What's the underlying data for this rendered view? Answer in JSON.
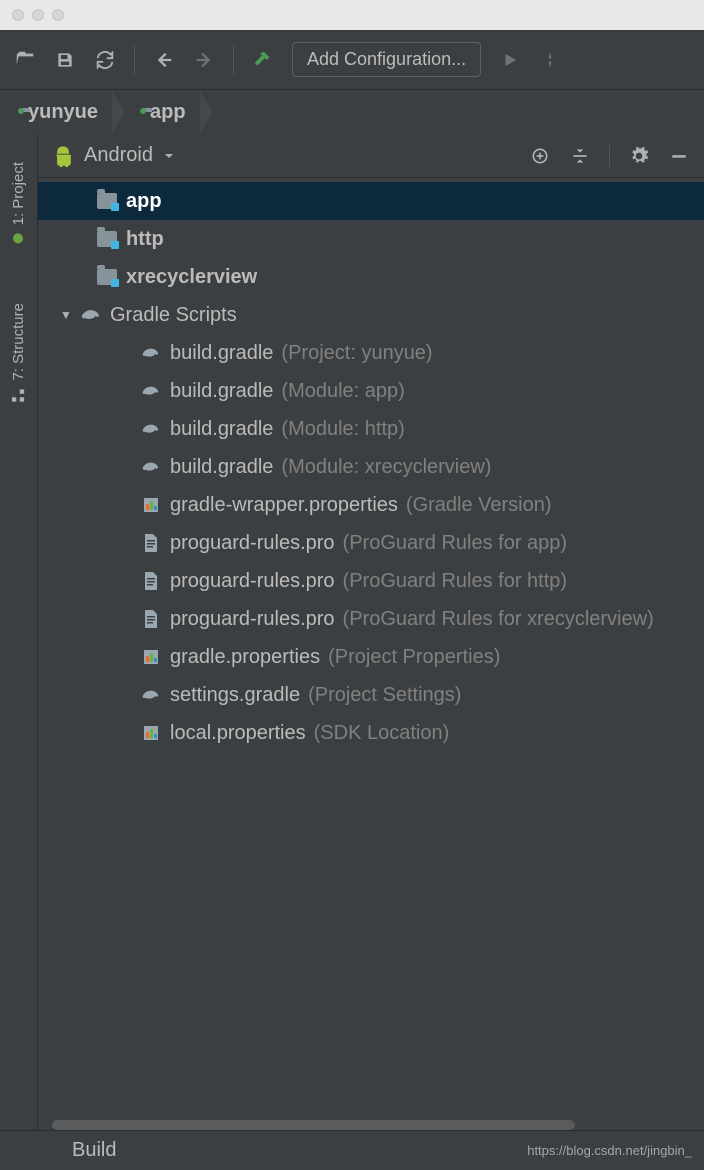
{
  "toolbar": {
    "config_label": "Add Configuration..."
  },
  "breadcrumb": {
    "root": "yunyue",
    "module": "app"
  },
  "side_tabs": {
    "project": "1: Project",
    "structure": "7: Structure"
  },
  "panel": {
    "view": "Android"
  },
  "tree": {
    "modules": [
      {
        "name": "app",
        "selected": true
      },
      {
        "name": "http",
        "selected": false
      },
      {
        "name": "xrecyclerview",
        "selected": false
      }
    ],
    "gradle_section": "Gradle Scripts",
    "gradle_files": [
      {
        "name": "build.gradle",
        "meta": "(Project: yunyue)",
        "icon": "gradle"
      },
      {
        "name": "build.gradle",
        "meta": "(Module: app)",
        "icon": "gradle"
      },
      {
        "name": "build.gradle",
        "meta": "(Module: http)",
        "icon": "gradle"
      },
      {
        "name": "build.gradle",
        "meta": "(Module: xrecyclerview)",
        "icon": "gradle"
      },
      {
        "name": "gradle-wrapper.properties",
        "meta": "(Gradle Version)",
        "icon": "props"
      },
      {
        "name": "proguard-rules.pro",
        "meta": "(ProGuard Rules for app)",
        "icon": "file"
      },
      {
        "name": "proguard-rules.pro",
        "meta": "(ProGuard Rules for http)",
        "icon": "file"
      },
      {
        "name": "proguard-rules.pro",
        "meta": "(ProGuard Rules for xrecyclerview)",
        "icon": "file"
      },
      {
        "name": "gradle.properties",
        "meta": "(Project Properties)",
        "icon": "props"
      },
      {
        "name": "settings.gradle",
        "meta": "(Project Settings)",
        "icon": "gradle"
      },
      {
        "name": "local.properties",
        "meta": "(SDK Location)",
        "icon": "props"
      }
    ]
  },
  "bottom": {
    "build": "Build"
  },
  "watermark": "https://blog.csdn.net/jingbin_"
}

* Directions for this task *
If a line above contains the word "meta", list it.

* Finished task *
        "meta": "(Project: yunyue)",
        "meta": "(Module: app)",
        "meta": "(Module: http)",
        "meta": "(Module: xrecyclerview)",
        "meta": "(Gradle Version)",
        "meta": "(ProGuard Rules for app)",
        "meta": "(ProGuard Rules for http)",
        "meta": "(ProGuard Rules for xrecyclerview)",
        "meta": "(Project Properties)",
        "meta": "(Project Settings)",
        "meta": "(SDK Location)",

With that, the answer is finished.